*** Begin section ***

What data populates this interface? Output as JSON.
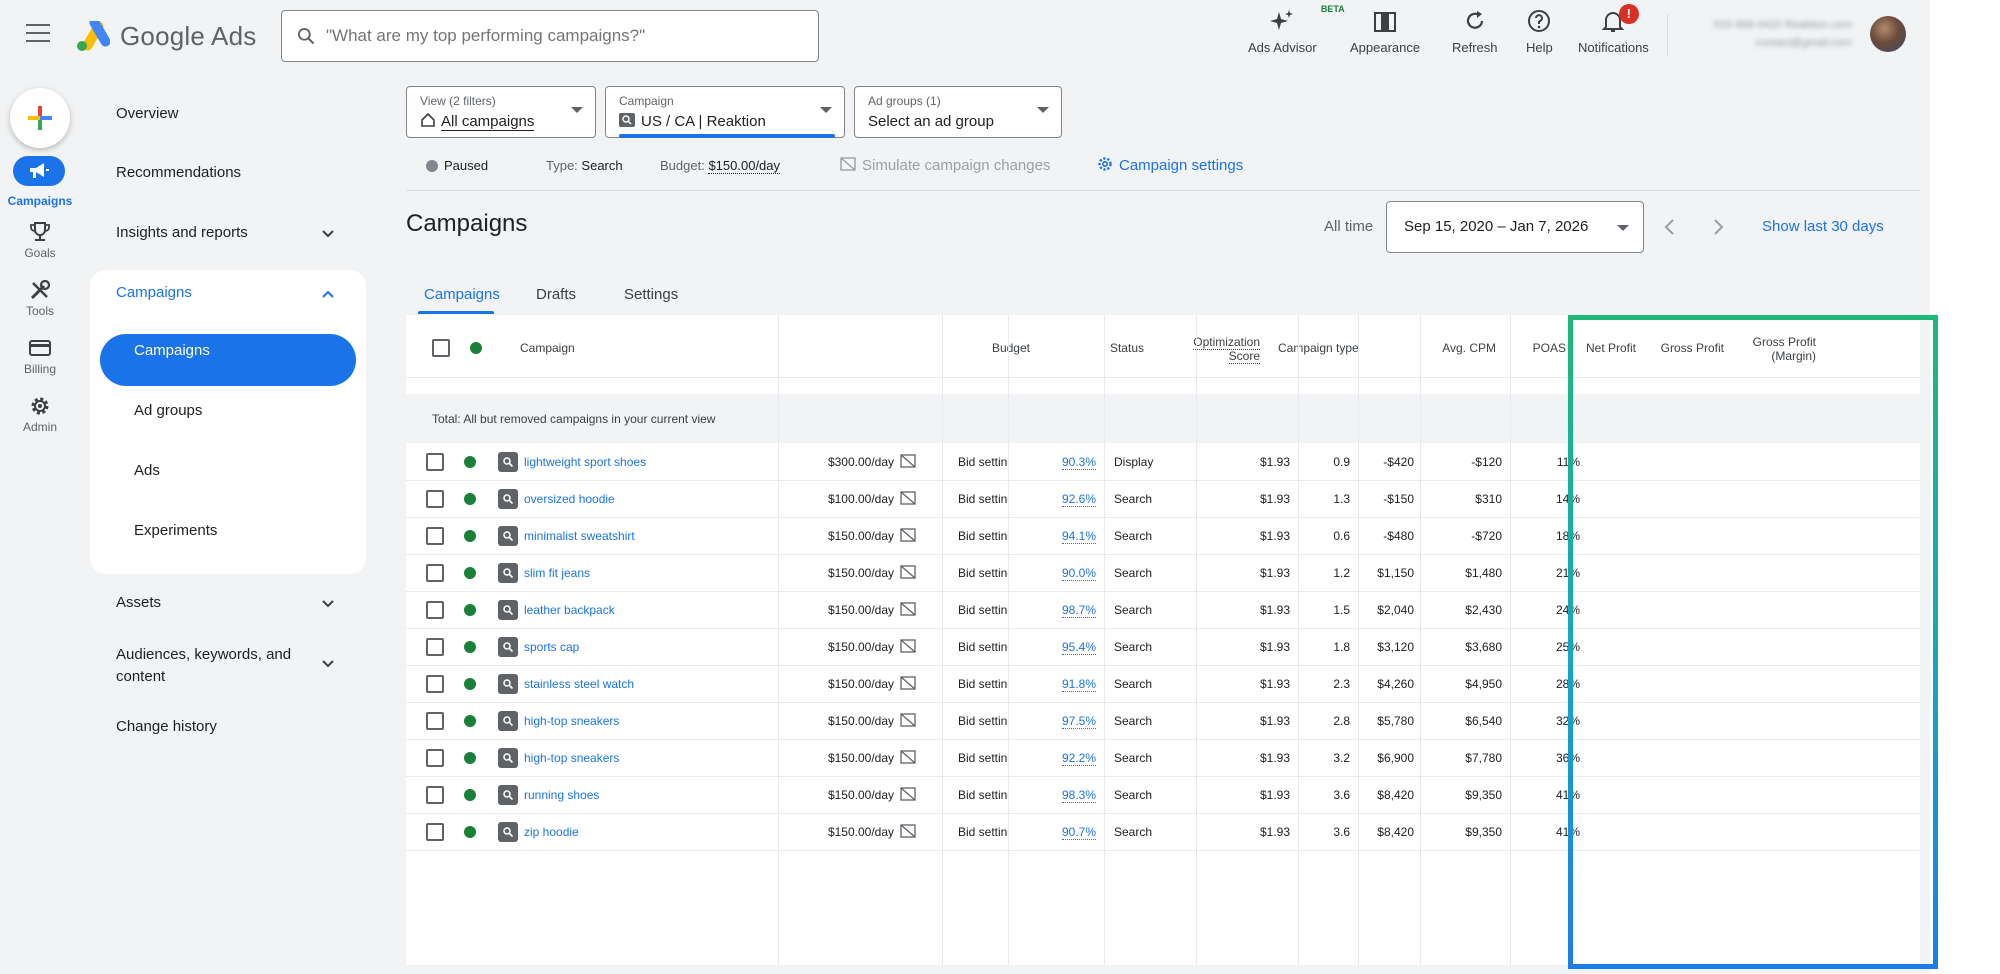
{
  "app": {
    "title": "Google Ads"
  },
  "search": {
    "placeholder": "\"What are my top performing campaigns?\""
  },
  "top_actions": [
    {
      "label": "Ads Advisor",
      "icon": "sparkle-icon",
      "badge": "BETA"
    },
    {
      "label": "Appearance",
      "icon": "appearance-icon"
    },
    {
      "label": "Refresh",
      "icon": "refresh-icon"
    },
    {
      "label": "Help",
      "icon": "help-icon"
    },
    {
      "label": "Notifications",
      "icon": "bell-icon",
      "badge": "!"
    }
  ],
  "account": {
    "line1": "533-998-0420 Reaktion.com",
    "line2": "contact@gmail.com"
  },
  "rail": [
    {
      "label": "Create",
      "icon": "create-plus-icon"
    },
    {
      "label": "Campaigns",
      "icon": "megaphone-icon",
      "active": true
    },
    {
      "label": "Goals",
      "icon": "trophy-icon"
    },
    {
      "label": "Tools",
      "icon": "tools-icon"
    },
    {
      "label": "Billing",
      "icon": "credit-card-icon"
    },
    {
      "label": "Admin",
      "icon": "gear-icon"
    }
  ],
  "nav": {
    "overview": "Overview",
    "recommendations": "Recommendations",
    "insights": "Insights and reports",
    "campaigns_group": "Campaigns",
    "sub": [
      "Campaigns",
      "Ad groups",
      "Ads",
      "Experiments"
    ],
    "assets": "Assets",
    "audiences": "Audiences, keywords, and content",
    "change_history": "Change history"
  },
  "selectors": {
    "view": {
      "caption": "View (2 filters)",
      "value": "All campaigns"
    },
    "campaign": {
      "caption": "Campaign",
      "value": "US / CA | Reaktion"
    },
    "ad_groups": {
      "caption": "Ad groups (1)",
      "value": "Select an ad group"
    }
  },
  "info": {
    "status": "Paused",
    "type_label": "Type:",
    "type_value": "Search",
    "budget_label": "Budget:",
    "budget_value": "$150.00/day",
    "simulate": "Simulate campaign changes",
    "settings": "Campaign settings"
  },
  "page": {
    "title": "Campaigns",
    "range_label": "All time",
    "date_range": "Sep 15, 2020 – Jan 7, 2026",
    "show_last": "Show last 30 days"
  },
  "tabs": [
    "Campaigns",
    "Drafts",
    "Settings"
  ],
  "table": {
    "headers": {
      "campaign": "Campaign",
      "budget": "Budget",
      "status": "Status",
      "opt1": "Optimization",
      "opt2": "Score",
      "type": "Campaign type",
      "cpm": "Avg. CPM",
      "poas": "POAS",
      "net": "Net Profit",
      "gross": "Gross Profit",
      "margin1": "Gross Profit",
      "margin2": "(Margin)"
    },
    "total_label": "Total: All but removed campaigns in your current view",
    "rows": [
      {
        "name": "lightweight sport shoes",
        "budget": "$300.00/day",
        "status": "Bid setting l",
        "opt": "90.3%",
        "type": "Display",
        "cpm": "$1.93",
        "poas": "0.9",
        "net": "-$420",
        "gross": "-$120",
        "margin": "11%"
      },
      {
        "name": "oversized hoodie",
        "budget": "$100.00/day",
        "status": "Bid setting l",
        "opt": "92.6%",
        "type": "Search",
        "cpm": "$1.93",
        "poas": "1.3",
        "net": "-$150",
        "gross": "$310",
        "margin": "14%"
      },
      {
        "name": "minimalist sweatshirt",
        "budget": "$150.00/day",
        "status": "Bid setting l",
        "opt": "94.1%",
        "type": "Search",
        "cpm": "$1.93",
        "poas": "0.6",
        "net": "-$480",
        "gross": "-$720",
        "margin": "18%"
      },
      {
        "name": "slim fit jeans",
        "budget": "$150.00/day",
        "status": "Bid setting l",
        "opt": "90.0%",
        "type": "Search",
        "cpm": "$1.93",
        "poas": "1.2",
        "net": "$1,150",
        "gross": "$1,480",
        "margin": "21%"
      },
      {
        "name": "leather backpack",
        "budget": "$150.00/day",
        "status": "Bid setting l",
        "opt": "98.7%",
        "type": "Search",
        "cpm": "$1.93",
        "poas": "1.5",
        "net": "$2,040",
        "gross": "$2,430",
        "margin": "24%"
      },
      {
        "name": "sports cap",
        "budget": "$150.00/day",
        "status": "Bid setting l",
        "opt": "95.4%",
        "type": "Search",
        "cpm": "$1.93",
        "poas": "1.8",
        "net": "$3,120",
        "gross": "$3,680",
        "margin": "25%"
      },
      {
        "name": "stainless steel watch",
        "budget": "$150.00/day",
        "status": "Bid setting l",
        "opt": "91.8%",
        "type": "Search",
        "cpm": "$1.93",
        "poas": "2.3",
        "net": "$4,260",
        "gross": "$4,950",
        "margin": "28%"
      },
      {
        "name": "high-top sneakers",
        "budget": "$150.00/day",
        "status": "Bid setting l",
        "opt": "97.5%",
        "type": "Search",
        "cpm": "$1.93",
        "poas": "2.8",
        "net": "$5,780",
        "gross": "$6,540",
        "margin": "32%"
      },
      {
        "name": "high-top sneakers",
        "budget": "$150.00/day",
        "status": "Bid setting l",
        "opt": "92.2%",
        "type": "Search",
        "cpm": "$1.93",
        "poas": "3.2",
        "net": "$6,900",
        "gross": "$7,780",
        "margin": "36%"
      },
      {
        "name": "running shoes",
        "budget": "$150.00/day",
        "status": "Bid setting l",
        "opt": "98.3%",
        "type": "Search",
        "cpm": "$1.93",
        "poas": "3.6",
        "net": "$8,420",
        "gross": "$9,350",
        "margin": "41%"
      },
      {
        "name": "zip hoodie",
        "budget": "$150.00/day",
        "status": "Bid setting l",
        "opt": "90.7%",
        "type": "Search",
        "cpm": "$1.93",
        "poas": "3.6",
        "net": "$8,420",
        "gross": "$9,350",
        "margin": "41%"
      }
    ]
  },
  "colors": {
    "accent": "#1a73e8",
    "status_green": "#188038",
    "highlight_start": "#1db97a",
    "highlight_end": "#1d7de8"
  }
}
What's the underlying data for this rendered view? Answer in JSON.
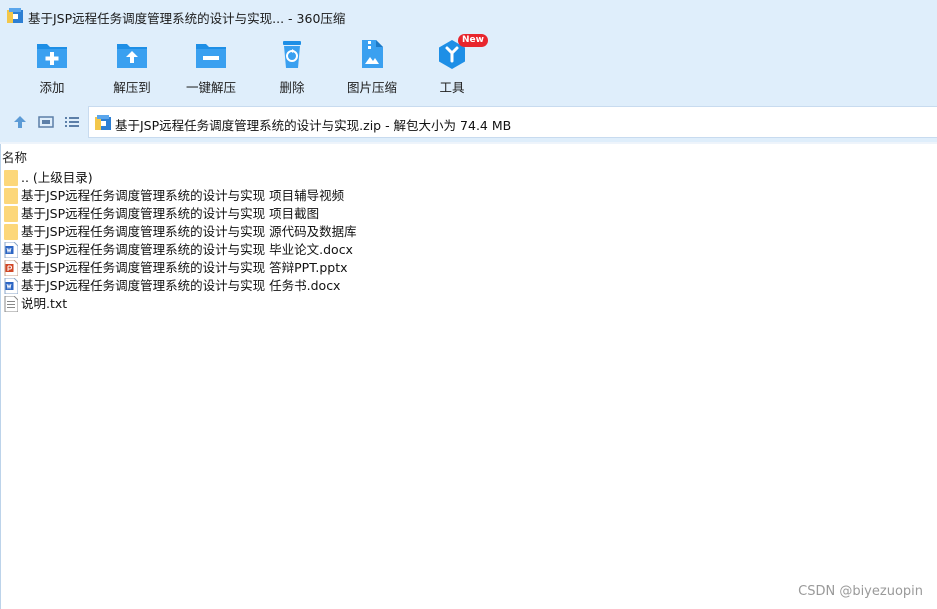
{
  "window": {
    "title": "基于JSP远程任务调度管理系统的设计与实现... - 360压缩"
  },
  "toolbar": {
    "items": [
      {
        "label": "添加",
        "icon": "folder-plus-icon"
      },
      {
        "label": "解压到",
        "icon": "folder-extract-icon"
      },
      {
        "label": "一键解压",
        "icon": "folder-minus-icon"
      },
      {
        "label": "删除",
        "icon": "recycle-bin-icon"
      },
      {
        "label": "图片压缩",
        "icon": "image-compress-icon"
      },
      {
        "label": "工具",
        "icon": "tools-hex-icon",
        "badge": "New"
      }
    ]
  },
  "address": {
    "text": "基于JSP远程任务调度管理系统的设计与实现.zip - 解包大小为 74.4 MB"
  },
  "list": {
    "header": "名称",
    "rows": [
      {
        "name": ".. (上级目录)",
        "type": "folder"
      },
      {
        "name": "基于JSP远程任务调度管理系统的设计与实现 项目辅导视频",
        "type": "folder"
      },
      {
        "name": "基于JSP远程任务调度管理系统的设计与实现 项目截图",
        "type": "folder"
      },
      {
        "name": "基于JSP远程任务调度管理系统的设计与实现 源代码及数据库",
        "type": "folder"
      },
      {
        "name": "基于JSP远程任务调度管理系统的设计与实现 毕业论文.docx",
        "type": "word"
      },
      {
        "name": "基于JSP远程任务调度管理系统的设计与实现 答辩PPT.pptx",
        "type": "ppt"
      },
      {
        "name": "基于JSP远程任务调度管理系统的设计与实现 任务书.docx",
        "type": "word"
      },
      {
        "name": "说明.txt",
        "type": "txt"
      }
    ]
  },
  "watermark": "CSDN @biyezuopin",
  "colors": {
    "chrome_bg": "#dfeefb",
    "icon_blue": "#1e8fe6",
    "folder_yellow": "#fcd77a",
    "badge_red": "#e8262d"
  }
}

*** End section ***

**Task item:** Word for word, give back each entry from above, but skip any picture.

**The answer:**
What data populates this interface? Output as JSON.
{
  "app": {
    "title": "Google Ads"
  },
  "search": {
    "placeholder": "\"What are my top performing campaigns?\""
  },
  "top_actions": [
    {
      "label": "Ads Advisor",
      "icon": "sparkle-icon",
      "badge": "BETA"
    },
    {
      "label": "Appearance",
      "icon": "appearance-icon"
    },
    {
      "label": "Refresh",
      "icon": "refresh-icon"
    },
    {
      "label": "Help",
      "icon": "help-icon"
    },
    {
      "label": "Notifications",
      "icon": "bell-icon",
      "badge": "!"
    }
  ],
  "account": {
    "line1": "533-998-0420 Reaktion.com",
    "line2": "contact@gmail.com"
  },
  "rail": [
    {
      "label": "Create",
      "icon": "create-plus-icon"
    },
    {
      "label": "Campaigns",
      "icon": "megaphone-icon",
      "active": true
    },
    {
      "label": "Goals",
      "icon": "trophy-icon"
    },
    {
      "label": "Tools",
      "icon": "tools-icon"
    },
    {
      "label": "Billing",
      "icon": "credit-card-icon"
    },
    {
      "label": "Admin",
      "icon": "gear-icon"
    }
  ],
  "nav": {
    "overview": "Overview",
    "recommendations": "Recommendations",
    "insights": "Insights and reports",
    "campaigns_group": "Campaigns",
    "sub": [
      "Campaigns",
      "Ad groups",
      "Ads",
      "Experiments"
    ],
    "assets": "Assets",
    "audiences": "Audiences, keywords, and content",
    "change_history": "Change history"
  },
  "selectors": {
    "view": {
      "caption": "View (2 filters)",
      "value": "All campaigns"
    },
    "campaign": {
      "caption": "Campaign",
      "value": "US / CA | Reaktion"
    },
    "ad_groups": {
      "caption": "Ad groups (1)",
      "value": "Select an ad group"
    }
  },
  "info": {
    "status": "Paused",
    "type_label": "Type:",
    "type_value": "Search",
    "budget_label": "Budget:",
    "budget_value": "$150.00/day",
    "simulate": "Simulate campaign changes",
    "settings": "Campaign settings"
  },
  "page": {
    "title": "Campaigns",
    "range_label": "All time",
    "date_range": "Sep 15, 2020 – Jan 7, 2026",
    "show_last": "Show last 30 days"
  },
  "tabs": [
    "Campaigns",
    "Drafts",
    "Settings"
  ],
  "table": {
    "headers": {
      "campaign": "Campaign",
      "budget": "Budget",
      "status": "Status",
      "opt1": "Optimization",
      "opt2": "Score",
      "type": "Campaign type",
      "cpm": "Avg. CPM",
      "poas": "POAS",
      "net": "Net Profit",
      "gross": "Gross Profit",
      "margin1": "Gross Profit",
      "margin2": "(Margin)"
    },
    "total_label": "Total: All but removed campaigns in your current view",
    "rows": [
      {
        "name": "lightweight sport shoes",
        "budget": "$300.00/day",
        "status": "Bid setting l",
        "opt": "90.3%",
        "type": "Display",
        "cpm": "$1.93",
        "poas": "0.9",
        "net": "-$420",
        "gross": "-$120",
        "margin": "11%"
      },
      {
        "name": "oversized hoodie",
        "budget": "$100.00/day",
        "status": "Bid setting l",
        "opt": "92.6%",
        "type": "Search",
        "cpm": "$1.93",
        "poas": "1.3",
        "net": "-$150",
        "gross": "$310",
        "margin": "14%"
      },
      {
        "name": "minimalist sweatshirt",
        "budget": "$150.00/day",
        "status": "Bid setting l",
        "opt": "94.1%",
        "type": "Search",
        "cpm": "$1.93",
        "poas": "0.6",
        "net": "-$480",
        "gross": "-$720",
        "margin": "18%"
      },
      {
        "name": "slim fit jeans",
        "budget": "$150.00/day",
        "status": "Bid setting l",
        "opt": "90.0%",
        "type": "Search",
        "cpm": "$1.93",
        "poas": "1.2",
        "net": "$1,150",
        "gross": "$1,480",
        "margin": "21%"
      },
      {
        "name": "leather backpack",
        "budget": "$150.00/day",
        "status": "Bid setting l",
        "opt": "98.7%",
        "type": "Search",
        "cpm": "$1.93",
        "poas": "1.5",
        "net": "$2,040",
        "gross": "$2,430",
        "margin": "24%"
      },
      {
        "name": "sports cap",
        "budget": "$150.00/day",
        "status": "Bid setting l",
        "opt": "95.4%",
        "type": "Search",
        "cpm": "$1.93",
        "poas": "1.8",
        "net": "$3,120",
        "gross": "$3,680",
        "margin": "25%"
      },
      {
        "name": "stainless steel watch",
        "budget": "$150.00/day",
        "status": "Bid setting l",
        "opt": "91.8%",
        "type": "Search",
        "cpm": "$1.93",
        "poas": "2.3",
        "net": "$4,260",
        "gross": "$4,950",
        "margin": "28%"
      },
      {
        "name": "high-top sneakers",
        "budget": "$150.00/day",
        "status": "Bid setting l",
        "opt": "97.5%",
        "type": "Search",
        "cpm": "$1.93",
        "poas": "2.8",
        "net": "$5,780",
        "gross": "$6,540",
        "margin": "32%"
      },
      {
        "name": "high-top sneakers",
        "budget": "$150.00/day",
        "status": "Bid setting l",
        "opt": "92.2%",
        "type": "Search",
        "cpm": "$1.93",
        "poas": "3.2",
        "net": "$6,900",
        "gross": "$7,780",
        "margin": "36%"
      },
      {
        "name": "running shoes",
        "budget": "$150.00/day",
        "status": "Bid setting l",
        "opt": "98.3%",
        "type": "Search",
        "cpm": "$1.93",
        "poas": "3.6",
        "net": "$8,420",
        "gross": "$9,350",
        "margin": "41%"
      },
      {
        "name": "zip hoodie",
        "budget": "$150.00/day",
        "status": "Bid setting l",
        "opt": "90.7%",
        "type": "Search",
        "cpm": "$1.93",
        "poas": "3.6",
        "net": "$8,420",
        "gross": "$9,350",
        "margin": "41%"
      }
    ]
  },
  "colors": {
    "accent": "#1a73e8",
    "status_green": "#188038",
    "highlight_start": "#1db97a",
    "highlight_end": "#1d7de8"
  }
}
What's the underlying data for this rendered view? Answer in JSON.
{
  "window": {
    "title": "基于JSP远程任务调度管理系统的设计与实现... - 360压缩"
  },
  "toolbar": {
    "items": [
      {
        "label": "添加",
        "icon": "folder-plus-icon"
      },
      {
        "label": "解压到",
        "icon": "folder-extract-icon"
      },
      {
        "label": "一键解压",
        "icon": "folder-minus-icon"
      },
      {
        "label": "删除",
        "icon": "recycle-bin-icon"
      },
      {
        "label": "图片压缩",
        "icon": "image-compress-icon"
      },
      {
        "label": "工具",
        "icon": "tools-hex-icon",
        "badge": "New"
      }
    ]
  },
  "address": {
    "text": "基于JSP远程任务调度管理系统的设计与实现.zip - 解包大小为 74.4 MB"
  },
  "list": {
    "header": "名称",
    "rows": [
      {
        "name": ".. (上级目录)",
        "type": "folder"
      },
      {
        "name": "基于JSP远程任务调度管理系统的设计与实现 项目辅导视频",
        "type": "folder"
      },
      {
        "name": "基于JSP远程任务调度管理系统的设计与实现 项目截图",
        "type": "folder"
      },
      {
        "name": "基于JSP远程任务调度管理系统的设计与实现 源代码及数据库",
        "type": "folder"
      },
      {
        "name": "基于JSP远程任务调度管理系统的设计与实现 毕业论文.docx",
        "type": "word"
      },
      {
        "name": "基于JSP远程任务调度管理系统的设计与实现 答辩PPT.pptx",
        "type": "ppt"
      },
      {
        "name": "基于JSP远程任务调度管理系统的设计与实现 任务书.docx",
        "type": "word"
      },
      {
        "name": "说明.txt",
        "type": "txt"
      }
    ]
  },
  "watermark": "CSDN @biyezuopin",
  "colors": {
    "chrome_bg": "#dfeefb",
    "icon_blue": "#1e8fe6",
    "folder_yellow": "#fcd77a",
    "badge_red": "#e8262d"
  }
}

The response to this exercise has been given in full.